Required action: Print the listing again exactly, leaving nothing out.

Exercise inputs:

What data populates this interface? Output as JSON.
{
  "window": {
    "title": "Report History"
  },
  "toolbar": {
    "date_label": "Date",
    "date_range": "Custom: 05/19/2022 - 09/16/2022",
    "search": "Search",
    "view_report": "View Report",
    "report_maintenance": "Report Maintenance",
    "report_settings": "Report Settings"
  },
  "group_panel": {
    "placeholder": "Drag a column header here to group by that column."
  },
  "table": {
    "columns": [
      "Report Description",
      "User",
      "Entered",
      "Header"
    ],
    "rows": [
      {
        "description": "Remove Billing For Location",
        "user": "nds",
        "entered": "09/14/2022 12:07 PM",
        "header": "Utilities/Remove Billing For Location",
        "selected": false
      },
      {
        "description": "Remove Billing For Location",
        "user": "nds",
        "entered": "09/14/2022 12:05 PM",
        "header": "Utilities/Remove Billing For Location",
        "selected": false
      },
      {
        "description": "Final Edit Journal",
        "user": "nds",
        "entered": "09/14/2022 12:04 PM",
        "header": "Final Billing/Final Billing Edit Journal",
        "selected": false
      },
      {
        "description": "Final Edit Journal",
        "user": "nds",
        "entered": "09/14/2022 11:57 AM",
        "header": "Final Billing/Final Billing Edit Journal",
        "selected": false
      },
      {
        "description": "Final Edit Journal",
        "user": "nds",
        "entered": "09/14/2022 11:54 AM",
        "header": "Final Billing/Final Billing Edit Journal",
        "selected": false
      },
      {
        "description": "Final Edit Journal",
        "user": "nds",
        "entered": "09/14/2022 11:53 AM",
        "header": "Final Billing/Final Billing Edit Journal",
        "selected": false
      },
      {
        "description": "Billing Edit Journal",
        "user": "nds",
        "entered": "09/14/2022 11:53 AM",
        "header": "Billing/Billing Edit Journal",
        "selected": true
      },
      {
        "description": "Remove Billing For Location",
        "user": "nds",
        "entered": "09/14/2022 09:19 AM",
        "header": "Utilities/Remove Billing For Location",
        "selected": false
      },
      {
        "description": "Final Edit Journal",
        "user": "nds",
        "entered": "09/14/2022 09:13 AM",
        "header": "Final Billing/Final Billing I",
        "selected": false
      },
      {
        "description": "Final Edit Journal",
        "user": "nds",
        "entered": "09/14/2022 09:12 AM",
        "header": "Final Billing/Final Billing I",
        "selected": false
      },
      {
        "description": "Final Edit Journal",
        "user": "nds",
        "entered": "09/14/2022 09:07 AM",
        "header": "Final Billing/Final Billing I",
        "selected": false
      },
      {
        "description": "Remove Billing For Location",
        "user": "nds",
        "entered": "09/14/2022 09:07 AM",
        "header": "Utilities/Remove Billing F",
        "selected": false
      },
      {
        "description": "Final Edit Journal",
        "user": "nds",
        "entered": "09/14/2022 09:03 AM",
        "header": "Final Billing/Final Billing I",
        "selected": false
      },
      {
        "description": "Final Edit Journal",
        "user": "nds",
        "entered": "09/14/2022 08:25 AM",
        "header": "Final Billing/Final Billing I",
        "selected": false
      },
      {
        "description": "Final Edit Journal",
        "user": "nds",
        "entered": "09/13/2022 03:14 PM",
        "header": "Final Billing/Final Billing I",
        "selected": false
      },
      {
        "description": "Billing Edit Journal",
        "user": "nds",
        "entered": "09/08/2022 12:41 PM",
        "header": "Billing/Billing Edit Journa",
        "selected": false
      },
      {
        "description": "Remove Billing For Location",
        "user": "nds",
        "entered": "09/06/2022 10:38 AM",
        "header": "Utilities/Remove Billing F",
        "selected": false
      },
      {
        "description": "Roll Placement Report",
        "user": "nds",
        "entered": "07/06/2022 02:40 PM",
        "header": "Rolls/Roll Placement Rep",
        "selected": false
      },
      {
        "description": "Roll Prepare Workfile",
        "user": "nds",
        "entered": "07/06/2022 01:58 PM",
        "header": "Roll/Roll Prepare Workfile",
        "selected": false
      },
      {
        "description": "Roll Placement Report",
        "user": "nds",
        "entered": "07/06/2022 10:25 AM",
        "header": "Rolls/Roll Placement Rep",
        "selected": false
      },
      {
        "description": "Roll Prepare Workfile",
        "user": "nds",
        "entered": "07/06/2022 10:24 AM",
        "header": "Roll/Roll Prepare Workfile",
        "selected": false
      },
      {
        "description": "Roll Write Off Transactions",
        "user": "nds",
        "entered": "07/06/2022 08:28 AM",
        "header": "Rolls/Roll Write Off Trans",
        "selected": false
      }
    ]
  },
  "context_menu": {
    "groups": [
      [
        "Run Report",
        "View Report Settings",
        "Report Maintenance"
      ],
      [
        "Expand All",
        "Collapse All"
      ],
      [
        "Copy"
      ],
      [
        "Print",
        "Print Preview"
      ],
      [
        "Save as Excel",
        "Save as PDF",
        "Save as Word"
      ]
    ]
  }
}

Response box:
What data populates this interface? Output as JSON.
{
  "window": {
    "title": "Report History"
  },
  "toolbar": {
    "date_label": "Date",
    "date_range": "Custom: 05/19/2022 - 09/16/2022",
    "search": "Search",
    "view_report": "View Report",
    "report_maintenance": "Report Maintenance",
    "report_settings": "Report Settings"
  },
  "group_panel": {
    "placeholder": "Drag a column header here to group by that column."
  },
  "table": {
    "columns": [
      "Report Description",
      "User",
      "Entered",
      "Header"
    ],
    "rows": [
      {
        "description": "Remove Billing For Location",
        "user": "nds",
        "entered": "09/14/2022 12:07 PM",
        "header": "Utilities/Remove Billing For Location",
        "selected": false
      },
      {
        "description": "Remove Billing For Location",
        "user": "nds",
        "entered": "09/14/2022 12:05 PM",
        "header": "Utilities/Remove Billing For Location",
        "selected": false
      },
      {
        "description": "Final Edit Journal",
        "user": "nds",
        "entered": "09/14/2022 12:04 PM",
        "header": "Final Billing/Final Billing Edit Journal",
        "selected": false
      },
      {
        "description": "Final Edit Journal",
        "user": "nds",
        "entered": "09/14/2022 11:57 AM",
        "header": "Final Billing/Final Billing Edit Journal",
        "selected": false
      },
      {
        "description": "Final Edit Journal",
        "user": "nds",
        "entered": "09/14/2022 11:54 AM",
        "header": "Final Billing/Final Billing Edit Journal",
        "selected": false
      },
      {
        "description": "Final Edit Journal",
        "user": "nds",
        "entered": "09/14/2022 11:53 AM",
        "header": "Final Billing/Final Billing Edit Journal",
        "selected": false
      },
      {
        "description": "Billing Edit Journal",
        "user": "nds",
        "entered": "09/14/2022 11:53 AM",
        "header": "Billing/Billing Edit Journal",
        "selected": true
      },
      {
        "description": "Remove Billing For Location",
        "user": "nds",
        "entered": "09/14/2022 09:19 AM",
        "header": "Utilities/Remove Billing For Location",
        "selected": false
      },
      {
        "description": "Final Edit Journal",
        "user": "nds",
        "entered": "09/14/2022 09:13 AM",
        "header": "Final Billing/Final Billing I",
        "selected": false
      },
      {
        "description": "Final Edit Journal",
        "user": "nds",
        "entered": "09/14/2022 09:12 AM",
        "header": "Final Billing/Final Billing I",
        "selected": false
      },
      {
        "description": "Final Edit Journal",
        "user": "nds",
        "entered": "09/14/2022 09:07 AM",
        "header": "Final Billing/Final Billing I",
        "selected": false
      },
      {
        "description": "Remove Billing For Location",
        "user": "nds",
        "entered": "09/14/2022 09:07 AM",
        "header": "Utilities/Remove Billing F",
        "selected": false
      },
      {
        "description": "Final Edit Journal",
        "user": "nds",
        "entered": "09/14/2022 09:03 AM",
        "header": "Final Billing/Final Billing I",
        "selected": false
      },
      {
        "description": "Final Edit Journal",
        "user": "nds",
        "entered": "09/14/2022 08:25 AM",
        "header": "Final Billing/Final Billing I",
        "selected": false
      },
      {
        "description": "Final Edit Journal",
        "user": "nds",
        "entered": "09/13/2022 03:14 PM",
        "header": "Final Billing/Final Billing I",
        "selected": false
      },
      {
        "description": "Billing Edit Journal",
        "user": "nds",
        "entered": "09/08/2022 12:41 PM",
        "header": "Billing/Billing Edit Journa",
        "selected": false
      },
      {
        "description": "Remove Billing For Location",
        "user": "nds",
        "entered": "09/06/2022 10:38 AM",
        "header": "Utilities/Remove Billing F",
        "selected": false
      },
      {
        "description": "Roll Placement Report",
        "user": "nds",
        "entered": "07/06/2022 02:40 PM",
        "header": "Rolls/Roll Placement Rep",
        "selected": false
      },
      {
        "description": "Roll Prepare Workfile",
        "user": "nds",
        "entered": "07/06/2022 01:58 PM",
        "header": "Roll/Roll Prepare Workfile",
        "selected": false
      },
      {
        "description": "Roll Placement Report",
        "user": "nds",
        "entered": "07/06/2022 10:25 AM",
        "header": "Rolls/Roll Placement Rep",
        "selected": false
      },
      {
        "description": "Roll Prepare Workfile",
        "user": "nds",
        "entered": "07/06/2022 10:24 AM",
        "header": "Roll/Roll Prepare Workfile",
        "selected": false
      },
      {
        "description": "Roll Write Off Transactions",
        "user": "nds",
        "entered": "07/06/2022 08:28 AM",
        "header": "Rolls/Roll Write Off Trans",
        "selected": false
      }
    ]
  },
  "context_menu": {
    "groups": [
      [
        "Run Report",
        "View Report Settings",
        "Report Maintenance"
      ],
      [
        "Expand All",
        "Collapse All"
      ],
      [
        "Copy"
      ],
      [
        "Print",
        "Print Preview"
      ],
      [
        "Save as Excel",
        "Save as PDF",
        "Save as Word"
      ]
    ]
  }
}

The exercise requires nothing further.